Omar v Epping Forest District Citizens Advice

The case of Omar v Epping Forest District Citizens Advice acts as a reminder for employers not to accept verbal resignations immediately, without giving thought to the circumstances of the verbal resignation.

Facts of the Omar v Epping Forest District Citizens Advice case

The claimant resigned in the heat of the moment following an altercation with his manager. On the two previous occasions when the claimant had resigned, he had been talked back into his job.

Later that day, it was recognised that the claimant wished to continue his role but was offered an alternative role instead. His manager however no longer wanted to work with the claimant and decided that his resignation would stand and retracted the offer of an alternative role.

The claimant brought claims for unfair dismissal and wrongful dismissal on the basis that he had not resigned. He argued that the situation fell within the ‘special circumstances exception’.

The Employment Tribunal concluded that the claimant had brought his employment to an end by his resignation and dismissed the claims. The claimant appealed to the EAT.

The EAT held that the question of whether an employee has resigned is to be determined objectively from the perspective of the reasonable bystander viewing the matter from the employer’s perspective. The EAT concluded that the Tribunal had not considered the factual question of whether the resignation was intended and the appeal was therefore successful and remitted the case to a fresh employment tribunal for a full rehearing.


  • This case sets out helpful guidance on resignation and dismissals as the EAT conducted a full review of the key principles to consider when there are heat of the moment resignations:
  • There is no such thing as the “special circumstances exception”; the same rules apply in all cases where notice of dismissal or resignation is given in the employment context.
  • A notice of resignation or dismissal, once given, cannot be unilaterally retracted. The giver of the notice cannot change their mind unless the other party agrees.
  • Words of dismissal or resignation, or words that potentially constitute words of dismissal or resignation, must be construed objectively in all the circumstances of the case.
  • The circumstances that may be taken into account include “absolutely anything” that was “reasonably available” to the parties “that would have affected the way in which the language used would have been understood by a reasonable bystander”.
  • The perspective from which the words used are to be judged is that of the reasonable bystander in the position of the recipient of the words used. Where the employee resigns, the relevant perspective is that of the employer who hears the words of resignation; where the employer dismisses, the relevant perspective is that of the employee.
  • What must be apparent to the reasonable bystander in that position, objectively, is that the dismissal or resignation was “seriously meant” or “really intended” or “conscious and rational”. This means that the speaker of the words genuinely intended to resign (or dismiss) and also to be “in their right mind” when doing so. It does not mean that it needs to be a rationally thought through or sensible decision.

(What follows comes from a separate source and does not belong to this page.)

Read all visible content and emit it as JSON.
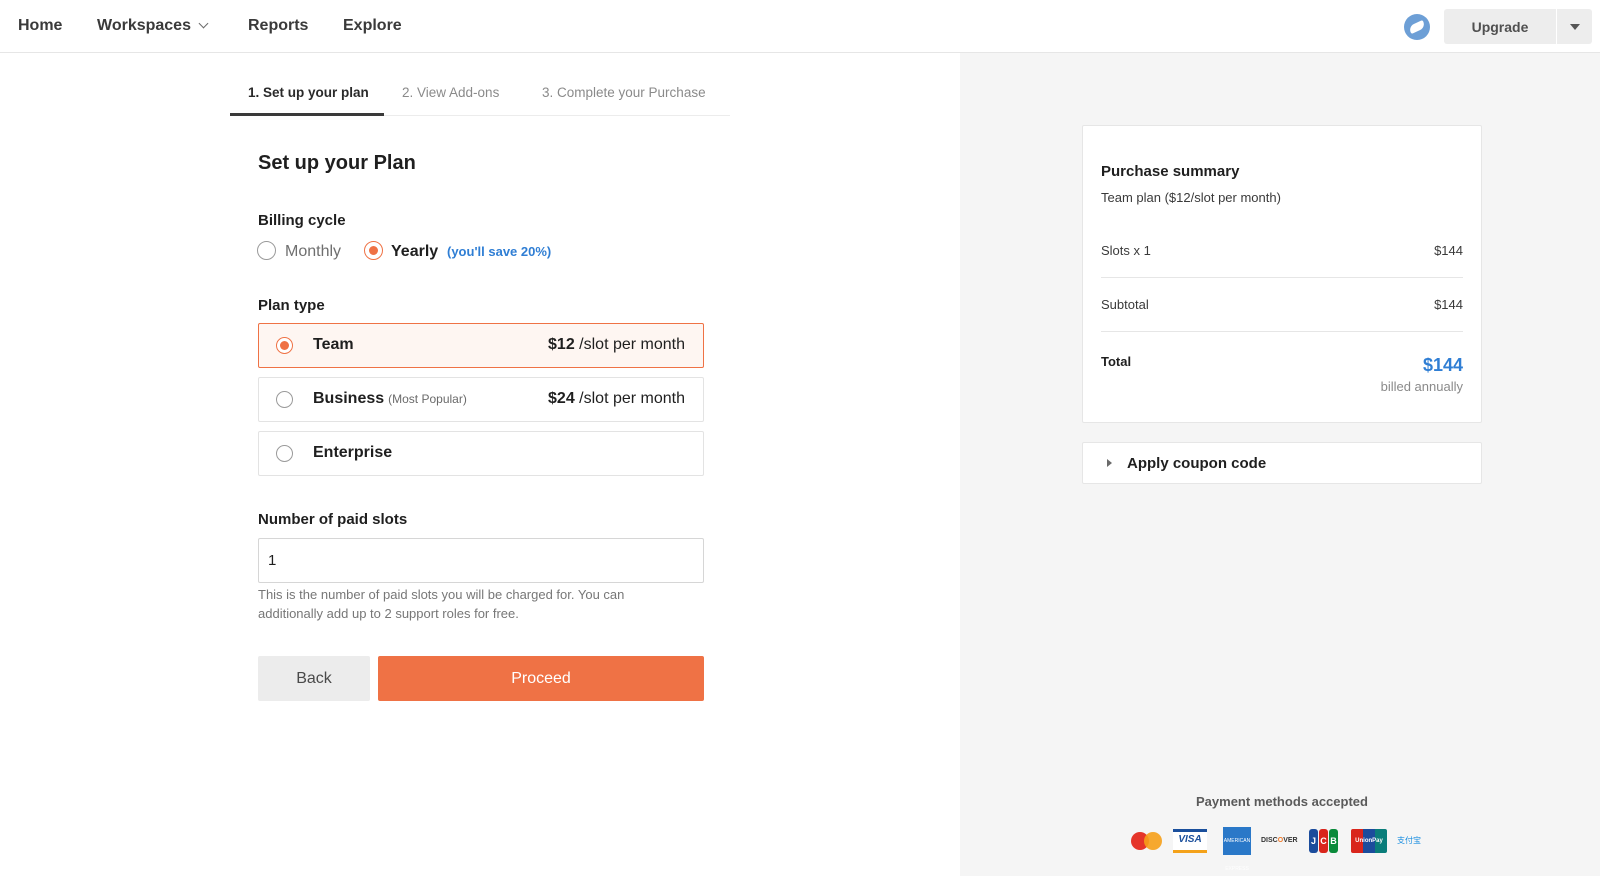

There is likely to be a fine line between cases where resignation was not “really intended” and cases where there had been a change of mind. The EAT acknowledged that this would be a question of fact for the tribunal to consider in each case.

In the vast majority of cases where words are used that objectively constitute words of dismissal or resignation there will be no doubt that they were “really intended” and the analysis will stop there. An employment tribunal will not err if it only considers the objective meaning of the words and does not go on to consider whether they were “really intended” unless one of the parties has expressly raised a case to that effect to the tribunal or the circumstances of the case are such that fairness requires the tribunal to raise the issue of its own motion.

Evidence as to what happened afterwards is admissible insofar as it is relevant and casts light, objectively, on whether the resignation/dismissal was ‘really intended’ at the time.

Finally, the same rules apply to written notices of resignation or dismissal as to oral ones, except that where a notice is given in writing that will normally indicate a degree of thought and care that will make it less likely that there are circumstances which, objectively, would lead the reasonable bystander to conclude that the notice was not “really intended”.

Markus Schober is a solicitor in our employment law team.